This year’s Geneva Motor Show was one of optimism. In many press conferences you could hear CEOs and presidents exclaim that sales had risen for consecutive months or that their expectation for 2014 is that consumers will buy new vehicles. The confidence is starting to return and order intake exceeds expectations. However, the careful reader should not forget where the European region is coming from. We are climbing from a two-decade low and with sales drops of -40% in Southern European countries such as Spain. There is a promise of recovery, but it could easily be damped by the Russia – Ukrain territorial dispute about the Krim Island. Despite the verbal optimism and the numerous new introductions one trend was imminent immediately: all manufacturers are holding their horses when it comes to alternative fuel cars. Toyota placed its FCEV fuel cell concept car in a corner of their booth and gave full room to its new Aygo micro car with a conventional fossil fuel engine. Toyota was definitely no exception. Renault is still pushing hard their ZOE, Kangoo and Twizy EVs and is a driving force behind the new electric Formula E race series. However, their biggest news was the all new Twingo with aspiring designs, a neat interior and rear wheel drive but … with conventional engines.
BMW launched its 2 series Active Tourer. The concept car was presented at previous motor shows with a plug hybrid engine. However the final production car at display was tagged 218d, which implies a conventional diesel engine.

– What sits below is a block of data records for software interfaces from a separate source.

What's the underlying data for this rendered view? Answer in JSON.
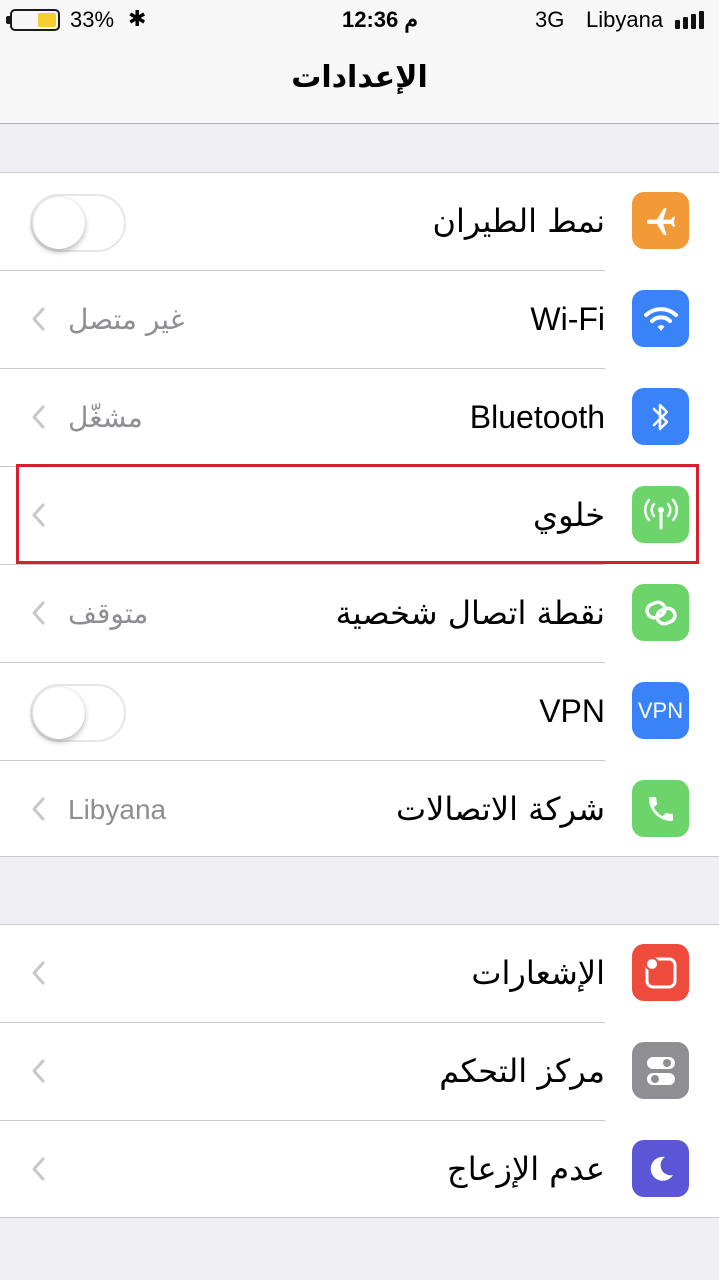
{
  "status_bar": {
    "battery_percent": "33%",
    "battery_level": 0.33,
    "bluetooth_glyph": "✱",
    "time": "12:36 م",
    "network": "3G",
    "carrier": "Libyana",
    "signal_bars": 4
  },
  "nav": {
    "title": "الإعدادات"
  },
  "group1": {
    "rows": [
      {
        "label": "نمط الطيران",
        "icon": "airplane-icon",
        "icon_color": "#f19a37",
        "control": "toggle",
        "toggle_on": false
      },
      {
        "label": "Wi-Fi",
        "value": "غير متصل",
        "icon": "wifi-icon",
        "icon_color": "#3a82f7"
      },
      {
        "label": "Bluetooth",
        "value": "مشغّل",
        "icon": "bluetooth-icon",
        "icon_color": "#3a82f7"
      },
      {
        "label": "خلوي",
        "value": "",
        "icon": "cellular-antenna-icon",
        "icon_color": "#6cd46a"
      },
      {
        "label": "نقطة اتصال شخصية",
        "value": "متوقف",
        "icon": "hotspot-link-icon",
        "icon_color": "#6cd46a"
      },
      {
        "label": "VPN",
        "icon_text": "VPN",
        "icon": "vpn-icon",
        "icon_color": "#3a82f7",
        "control": "toggle",
        "toggle_on": false
      },
      {
        "label": "شركة الاتصالات",
        "value": "Libyana",
        "icon": "phone-icon",
        "icon_color": "#6cd46a"
      }
    ]
  },
  "group2": {
    "rows": [
      {
        "label": "الإشعارات",
        "icon": "notifications-icon",
        "icon_color": "#ee4b3d"
      },
      {
        "label": "مركز التحكم",
        "icon": "control-center-icon",
        "icon_color": "#8e8e93"
      },
      {
        "label": "عدم الإزعاج",
        "icon": "do-not-disturb-moon-icon",
        "icon_color": "#5b56d6"
      }
    ]
  },
  "highlight_color": "#d5202d"
}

Other remarkable newcomers were the Mercedes S-Class coupe, the Citroen C4 Cactus with plastic Air Bump panels on the side which prevent scratches and ditches on the car body. The VW T-ROC. The Ferrari California with twin turbo engine. The Infinity Eau Rouge, a conventional looking sedan, but with 3.8 liter high power engine which originates from the Nissan GTR sports coupe. An array of brutal sports cars such as the Lamborghini Huracan, the McLaren 650S and from numerous small niche manufacturers or tuners such as Gumpert, RUF, Ermini and Nimrod. EV news comes in the side lines from Volkswagen, which shows its Golf in a sporty GTE edition. It visually has the looks of a Golf GTI, but is equipped with the 1.4 TFSI plug-in hybrid engine. The engine, or better engines, are a turbocharged inline four-cylinder engine of 148 hp and an electric motor that has an 101 hp. With the GTI VW invented the hot hatch in the 70s. Later on they replicated the trick with the GTD, a sporty diesel hatchback. Time will tell if the GTE can follow the in footsteps of those two and make VW the inventor of the hot electric plug-in hybrid.
Despite all the other beautiful concepts, was there really no new big development ? If I was to pick one trend then it has to be that the automotive industry and developing car technology become more and more synonymous with information technology. For example, Apple Car play was one of the buzz words in the show. It is a smart interface through which you can use your iPhone in the car and put apps on a big in car screen. Amongst the brands that will offer CarPlay in 2014 are Ferrari, Honda, Hyundai, Volvo and Mercedes-Benz. The new Chinese brand Qoros states that one of the unique selling points of their cars is its cloud based media system. Technology as a core competence of a price fighter. And then the Geneve Motor Show event was loaded with concepts of autonomous vehicles by Nissan, Rinspeed and AKKA technologies to mention a few.
However the definitive banger of the show was by a company called EDAG which brought together digital technology and 3D printing into the car industry. They showed a concept of a 3D printed car body. That is something that makes your imagination run wild. A car completely tailored to your individual taste in design. Yes! Please print me a car with the front of a Lamborghini, the passenger compartment of the VW Golf, the back end of the McLaren 650s and with those convenient Air Bump protection panels of the Citroen C4 Cactus.